Long story short (which is clearly a struggle for me), we've been swamped, and for the last year I've found myself putting in the kinds of founder's hours I thought I had left behind a decade ago. Frown emoji. But, our new website is in place. The rats nest of infrastructure that we've replaced has made things faster, more maintainable and easier to upgrade. And a pile of customer projects are finally moving into that "mature" status that means more free time for me. If anybody's still interested, I'll be resuming a semi-regular blogging schedule pretty soon. Probably not every week, but hopefully at least a few times a month. Old weblinks should continue to work forever. New links will be published to https://www.wirespring.com/blogs/dsinsider We're separately maintaining an Internet of Things-themed blog (cleverly) called M2M Insider, should can be found at https://www.wirespring.com/blogs/m2minsider should you feel so inclined.
So to both of my readers, I just want to say thanks for checking in!
For those folks wondering if or when we were planning to re-start our email newsletters, the answer is: Real Soon Now™. We've had as many as 25,000 subscribers over the years, and cleaning out those who have left the industry, are no longer interested, or, in a few cases, died, has been more challenging than I expected.

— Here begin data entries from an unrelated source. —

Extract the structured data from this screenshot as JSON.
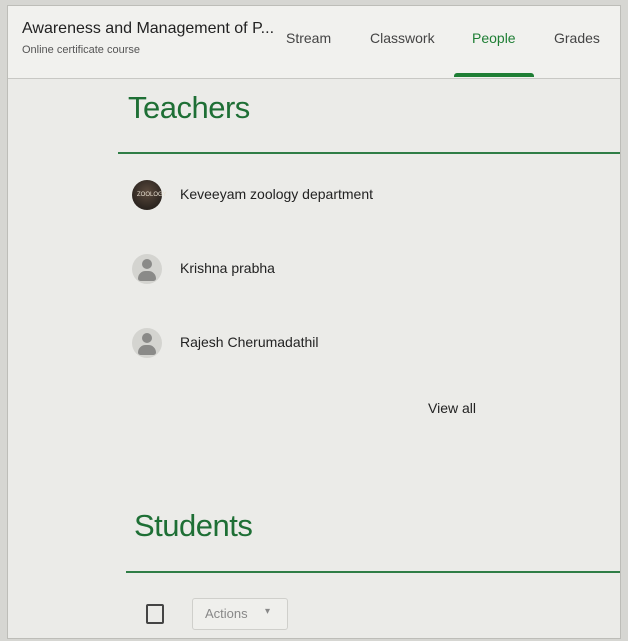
{
  "header": {
    "title": "Awareness and Management of P...",
    "subtitle": "Online certificate course",
    "tabs": [
      {
        "label": "Stream"
      },
      {
        "label": "Classwork"
      },
      {
        "label": "People",
        "active": true
      },
      {
        "label": "Grades"
      }
    ]
  },
  "teachers": {
    "heading": "Teachers",
    "list": [
      {
        "name": "Keveeyam zoology department",
        "avatar_text": "ZOOLOGY"
      },
      {
        "name": "Krishna prabha"
      },
      {
        "name": "Rajesh Cherumadathil"
      }
    ],
    "view_all": "View all"
  },
  "students": {
    "heading": "Students",
    "actions_label": "Actions",
    "actions_caret": "▾"
  },
  "colors": {
    "accent_green": "#1e7e34",
    "heading_green": "#1e6f35"
  }
}
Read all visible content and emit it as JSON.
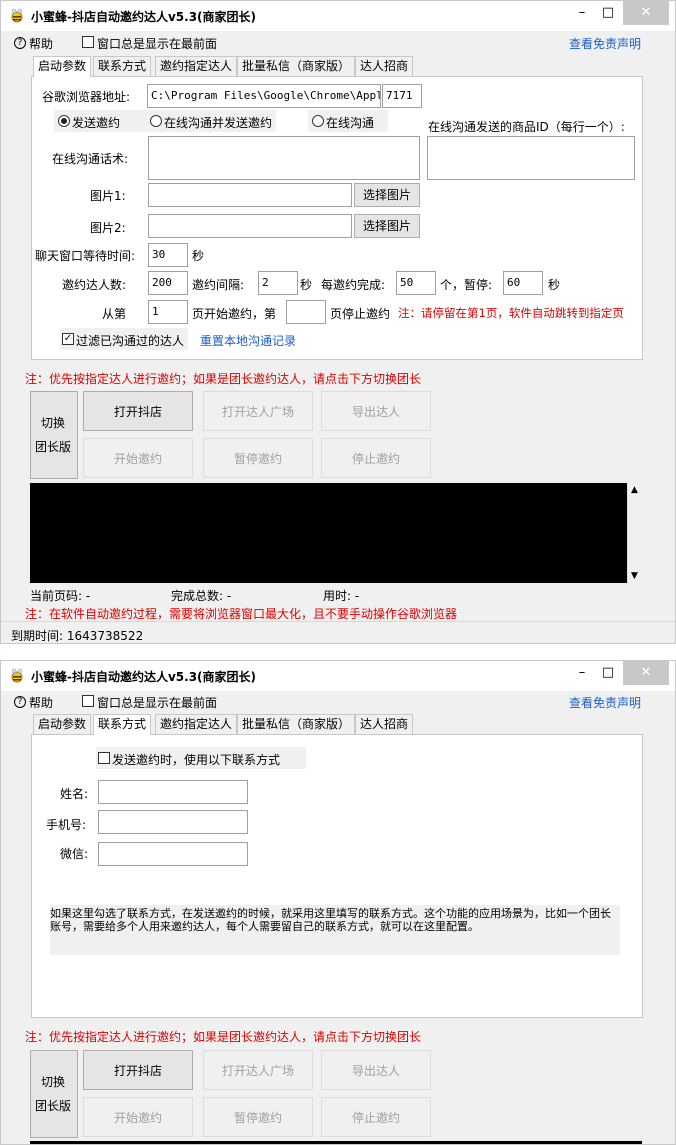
{
  "app": {
    "title": "小蜜蜂-抖店自动邀约达人v5.3(商家团长)",
    "minimize": "–",
    "maximize": "□",
    "close": "✕"
  },
  "menu": {
    "help": "帮助",
    "always_on_top": "窗口总是显示在最前面",
    "disclaimer": "查看免责声明"
  },
  "tabs": [
    "启动参数",
    "联系方式",
    "邀约指定达人",
    "批量私信（商家版）",
    "达人招商"
  ],
  "startup": {
    "browser_label": "谷歌浏览器地址:",
    "browser_path": "C:\\Program Files\\Google\\Chrome\\Applica",
    "port": "7171",
    "radio_send": "发送邀约",
    "radio_chat_send": "在线沟通并发送邀约",
    "radio_chat": "在线沟通",
    "product_id_label": "在线沟通发送的商品ID（每行一个）:",
    "script_label": "在线沟通话术:",
    "image1_label": "图片1:",
    "image2_label": "图片2:",
    "choose_image": "选择图片",
    "wait_label": "聊天窗口等待时间:",
    "wait_value": "30",
    "sec": "秒",
    "count_label": "邀约达人数:",
    "count_value": "200",
    "interval_label": "邀约间隔:",
    "interval_value": "2",
    "per_label": "每邀约完成:",
    "per_value": "50",
    "pause_label": "个，暂停:",
    "pause_value": "60",
    "from_label": "从第",
    "from_value": "1",
    "page_start_label": "页开始邀约，第",
    "page_end_label": "页停止邀约",
    "page_note": "注：请停留在第1页，软件自动跳转到指定页",
    "filter_label": "过滤已沟通过的达人",
    "reset_link": "重置本地沟通记录"
  },
  "note_top": "注：优先按指定达人进行邀约；如果是团长邀约达人，请点击下方切换团长",
  "buttons": {
    "switch": "切换\n团长版",
    "switch_l1": "切换",
    "switch_l2": "团长版",
    "open_store": "打开抖店",
    "open_square": "打开达人广场",
    "export": "导出达人",
    "start": "开始邀约",
    "pause": "暂停邀约",
    "stop": "停止邀约"
  },
  "status": {
    "page_label": "当前页码: -",
    "total_label": "完成总数: -",
    "time_label": "用时: -"
  },
  "note_bottom": "注：在软件自动邀约过程，需要将浏览器窗口最大化，且不要手动操作谷歌浏览器",
  "expire": "到期时间: 1643738522",
  "contact": {
    "use_contact": "发送邀约时，使用以下联系方式",
    "name_label": "姓名:",
    "phone_label": "手机号:",
    "wechat_label": "微信:",
    "description": "如果这里勾选了联系方式，在发送邀约的时候，就采用这里填写的联系方式。这个功能的应用场景为，比如一个团长账号，需要给多个人用来邀约达人，每个人需要留自己的联系方式，就可以在这里配置。"
  },
  "colors": {
    "link": "#1a5fcc",
    "note": "#e00000",
    "log_bg": "#000000"
  }
}
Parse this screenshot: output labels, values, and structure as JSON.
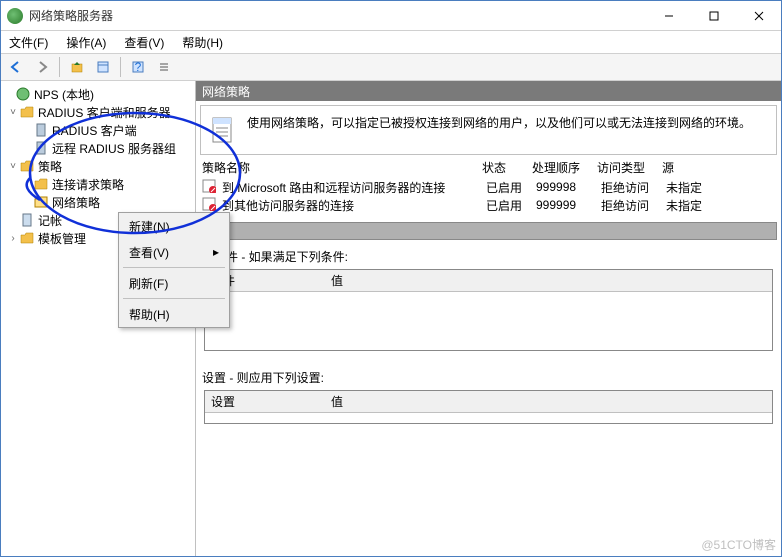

We plan to send out subscription notice emails to everyone next week, and resume semi-regular blog posts about all things digital signage shortly afterward, starting with more content-related stuff, since that's my jam (I'm also going to start using more date-able slang so that these posts automagically become more cringeworthy over time).